At 65 to 67, depending on the year of your birth, you are at full retirement age and can get full Social Security retirement benefits tax-free. However, if you’re still working, part of your benefits might be subject to taxation.
What is the tax-free amount for 2020?
The amounts assume the individual is receiving the standard Personal Allowance for tax–free income of £12,570 in the 2021/22 tax year (or £12,500 in the 2020/21 tax year). The Personal Allowance is reduced by £1 for every £2 earned over £100,000.
Did payroll taxes go up in 2021?
The Social Security taxable wage base (noted as OASDI on your paycheck, which stands for Old Age, Survivors and Disability Insurance) has increased from $137,700 in 2020 to $142,800 in 2021. That means OASDI taxes will come out of the first $142,800 you earn rather than the first $137,700.
Is it better to claim 1 or 0 on your taxes?
By placing a “” on line 5, you are indicating that you want the most amount of tax taken out of your pay each pay period. If you wish to claim 1 for yourself instead, then less tax is taken out of your pay each pay period. If your income exceeds $1000 you could end up paying taxes at the end of the tax year.
Why is my 2020 refund so low?
Your refund could be smaller than you expected if the IRS used it to pay a debt. If you owe any federal government agency money, the IRS can use your refund to pay that debt, and they don’t need your consent to do it.
How does the stimulus affect 2020 taxes?
No, because the stimulus checks aren’t considered income by the IRS, notes Kathy Pickering, chief tax officer at H&R Block.

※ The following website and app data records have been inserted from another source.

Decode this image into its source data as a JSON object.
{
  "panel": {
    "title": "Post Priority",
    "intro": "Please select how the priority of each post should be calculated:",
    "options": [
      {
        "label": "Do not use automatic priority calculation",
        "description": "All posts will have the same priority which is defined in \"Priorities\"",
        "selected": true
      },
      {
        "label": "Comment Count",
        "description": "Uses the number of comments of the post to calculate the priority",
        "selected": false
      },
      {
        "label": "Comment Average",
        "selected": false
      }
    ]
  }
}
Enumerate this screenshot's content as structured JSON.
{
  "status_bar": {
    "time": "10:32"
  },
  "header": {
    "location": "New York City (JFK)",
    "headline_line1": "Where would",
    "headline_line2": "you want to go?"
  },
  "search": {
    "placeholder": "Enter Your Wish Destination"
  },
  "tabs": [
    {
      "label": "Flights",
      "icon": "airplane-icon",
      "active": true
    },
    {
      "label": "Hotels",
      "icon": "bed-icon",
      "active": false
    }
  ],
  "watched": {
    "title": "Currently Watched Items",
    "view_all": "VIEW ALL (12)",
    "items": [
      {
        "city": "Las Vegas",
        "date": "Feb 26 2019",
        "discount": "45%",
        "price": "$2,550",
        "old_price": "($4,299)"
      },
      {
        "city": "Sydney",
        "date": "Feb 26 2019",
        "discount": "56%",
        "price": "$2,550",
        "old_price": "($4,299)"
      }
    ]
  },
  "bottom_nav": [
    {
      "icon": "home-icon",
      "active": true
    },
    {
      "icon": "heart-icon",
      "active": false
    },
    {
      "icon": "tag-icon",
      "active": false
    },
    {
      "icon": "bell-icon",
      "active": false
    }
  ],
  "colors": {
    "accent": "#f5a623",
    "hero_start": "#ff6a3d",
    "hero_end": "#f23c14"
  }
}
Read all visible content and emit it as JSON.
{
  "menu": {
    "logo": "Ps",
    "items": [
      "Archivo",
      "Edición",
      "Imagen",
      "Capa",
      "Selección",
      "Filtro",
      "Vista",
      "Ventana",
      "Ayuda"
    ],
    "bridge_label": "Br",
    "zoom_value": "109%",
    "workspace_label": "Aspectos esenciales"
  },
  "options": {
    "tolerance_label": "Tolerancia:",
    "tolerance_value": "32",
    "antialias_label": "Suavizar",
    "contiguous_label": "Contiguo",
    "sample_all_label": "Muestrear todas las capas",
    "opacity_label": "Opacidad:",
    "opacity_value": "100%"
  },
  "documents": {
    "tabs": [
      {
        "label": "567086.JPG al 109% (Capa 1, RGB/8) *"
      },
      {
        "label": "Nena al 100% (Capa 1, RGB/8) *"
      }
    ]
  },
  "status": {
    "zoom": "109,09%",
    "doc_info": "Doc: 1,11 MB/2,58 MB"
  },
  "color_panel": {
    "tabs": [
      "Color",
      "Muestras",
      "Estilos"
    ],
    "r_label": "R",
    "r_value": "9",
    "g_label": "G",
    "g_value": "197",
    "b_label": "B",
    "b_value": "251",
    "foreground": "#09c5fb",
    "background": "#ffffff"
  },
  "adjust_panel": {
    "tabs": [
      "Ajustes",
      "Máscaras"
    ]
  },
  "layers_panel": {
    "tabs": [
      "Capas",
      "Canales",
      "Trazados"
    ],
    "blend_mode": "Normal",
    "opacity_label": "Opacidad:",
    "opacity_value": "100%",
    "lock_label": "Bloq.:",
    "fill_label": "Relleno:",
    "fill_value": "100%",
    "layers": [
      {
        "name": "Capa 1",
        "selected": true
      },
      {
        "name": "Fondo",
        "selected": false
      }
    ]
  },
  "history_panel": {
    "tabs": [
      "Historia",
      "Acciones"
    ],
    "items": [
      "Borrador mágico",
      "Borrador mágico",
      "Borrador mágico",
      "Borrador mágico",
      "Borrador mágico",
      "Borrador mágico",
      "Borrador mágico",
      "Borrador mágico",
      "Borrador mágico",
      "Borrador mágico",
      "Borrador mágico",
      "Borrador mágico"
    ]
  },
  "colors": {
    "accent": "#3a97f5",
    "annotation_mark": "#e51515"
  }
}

Instead, they are prepaid tax credits for your 2020 tax return, authorized by two relief bills passed last year that were aimed at stabilizing the U.S. economy amid the coronavirus pandemic.
What is the new tax code for 2020 to 2021?
HMRC have released details of the proposed PAYE codes for 2021/22 as follows. The basic PAYE tax code is set at 1257L for employees. This gives an employee a personal allowance of £12,570 for the year. This is a £70 increase on 2020/21 and worth £14 to a basic rate taxpayer.
Does Social Security count as income?
Social Security benefits do not count as gross income. However, the IRS does count them in your combined income for the purpose of determining if you must pay taxes on your benefits.
What tax cuts will expire in 2025?
Also expiring at the end of 2025: the increased standard deduction, elimination of the personal exemption and doubling of the child tax credit.